COLUMBIA — Three Lexington-Richland District 5 high schools were closed Tuesday due to what district officials called a "sudden increase" of staff absences. The closures happened a day after trustees failed to vote on a request by the superintendent to reduce the number of in-person class days as COVID-19 cases rise.
South Carolina’s 12th-largest district announced Tuesday that students at Chapin, Dutch Fork and Irmo high schools would be learning remotely because a large number of staffers were not coming to classes. The 17,500-student district has five high schools and plans to use Wednesday as a virtual learning day.
"The decision to close school buildings to students is being made out of an abundance of caution for school safety as several schools experience a sudden increase of staff absences on Tuesday," district officials said in a statement.
Superintendent Christina Melton suggested to trustees at a board meeting Monday that students in grades seven through 12 should return to a schedule that puts them behind desks just two days a week, down from the current four day in-person schedule that started on Nov. 9.
That change would have gone into effect on Thursday, but board members failed to vote on her proposal after more than three hours of deliberations.
After the staff shortage closed schools, the board announced plans to hold a special meeting at 4 p.m. Wednesday to revisit Melton’s plan, which also includes all schools going virtual Dec. 16-18 to assist with contact tracing efforts before students return from winter break.
Melton warned a spike in COVID-19 numbers and quarantines could leave the district's larger schools short-handed.
As of this week, 22 of the district's 23 schools have had at least one positive case, and the number of students and faculty in quarantine have doubled in the past month, as have the number of COVID-19 positive students, according to district data.

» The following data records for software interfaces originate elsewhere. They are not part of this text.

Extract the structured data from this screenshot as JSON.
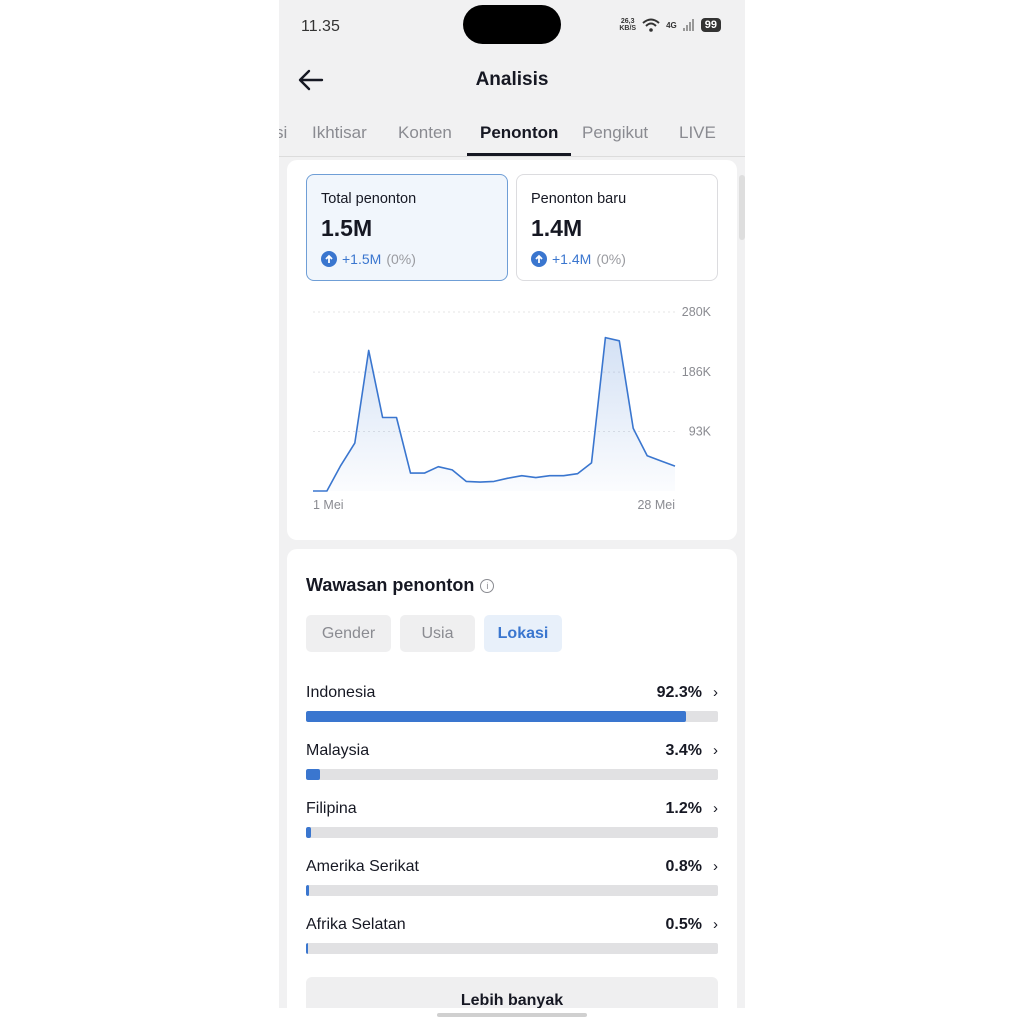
{
  "status": {
    "time": "11.35",
    "net_speed": "26,3",
    "net_unit": "KB/S",
    "signal": "4G",
    "battery": "99"
  },
  "header": {
    "title": "Analisis"
  },
  "tabs": [
    {
      "label": "si",
      "active": false
    },
    {
      "label": "Ikhtisar",
      "active": false
    },
    {
      "label": "Konten",
      "active": false
    },
    {
      "label": "Penonton",
      "active": true
    },
    {
      "label": "Pengikut",
      "active": false
    },
    {
      "label": "LIVE",
      "active": false
    }
  ],
  "metrics": [
    {
      "label": "Total penonton",
      "value": "1.5M",
      "delta": "+1.5M",
      "delta_pct": "(0%)",
      "selected": true
    },
    {
      "label": "Penonton baru",
      "value": "1.4M",
      "delta": "+1.4M",
      "delta_pct": "(0%)",
      "selected": false
    }
  ],
  "chart_data": {
    "type": "area",
    "x_start_label": "1 Mei",
    "x_end_label": "28 Mei",
    "yticks": [
      "280K",
      "186K",
      "93K"
    ],
    "ytick_values": [
      280000,
      186000,
      93000
    ],
    "ylim": [
      0,
      280000
    ],
    "grid": true,
    "color": "#3a76cf",
    "values": [
      0,
      0,
      40000,
      75000,
      220000,
      115000,
      115000,
      28000,
      28000,
      38000,
      33000,
      15000,
      14000,
      15000,
      20000,
      24000,
      21000,
      24000,
      24000,
      27000,
      44000,
      240000,
      235000,
      98000,
      55000,
      47000,
      39000
    ]
  },
  "insights": {
    "title": "Wawasan penonton",
    "info_icon": "i",
    "filters": [
      {
        "label": "Gender",
        "active": false
      },
      {
        "label": "Usia",
        "active": false
      },
      {
        "label": "Lokasi",
        "active": true
      }
    ],
    "locations": [
      {
        "name": "Indonesia",
        "pct_label": "92.3%",
        "pct": 92.3
      },
      {
        "name": "Malaysia",
        "pct_label": "3.4%",
        "pct": 3.4
      },
      {
        "name": "Filipina",
        "pct_label": "1.2%",
        "pct": 1.2
      },
      {
        "name": "Amerika Serikat",
        "pct_label": "0.8%",
        "pct": 0.8
      },
      {
        "name": "Afrika Selatan",
        "pct_label": "0.5%",
        "pct": 0.5
      }
    ],
    "more_label": "Lebih banyak"
  }
}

Sarah Gams, a Spring Hill High School educator who is the state’s 2021 Teacher of the Year, said she stood behind Lex-Rich 5 colleagues who called out of work Tuesday.
“Every single day is brand new, and the only thing we can continue to do is believe in the science, to see the number as they are, not as we wish they might be. It is survival,” said Gams, who was visiting multiple schools this week in her role as teacher of the year. “This is not an unreasonable demand. This is not a show of force. Teachers right now are leaning on each other more than ever in our careers.”
In a tweet on Tuesday, SC for Ed, an education advocacy group that organized the 10,000-strong teacher rally at the S.C. Statehouse last year, said it backs Lex-Rich 5 teachers.
"These educators expect the school board to follow the scientific data and guidelines to protect everyone," the organization said.
Dozens of emails were sent ahead of the Monday board meeting urging trustees to heed the safety concerns of staff members.
Trustee Rebecca Blackburn Hines said she wants administrators to provide more information on COVID-19 transmission rates even on a school-by-school level.
“When we’re talking about adjusting a re-entry plan there are a lot of people, they say, ‘Follow the science,’ and I absolutely agree, but we need to follow the data. But I need the data,” she said.
Trustee Nikki Gardner said the board has received emails and messages from teachers expressing concerns about COVID-19 safety at schools.
“I want to hold the district accountable to run the schools where the teachers feel safe, and there’s a disconnect,” she said.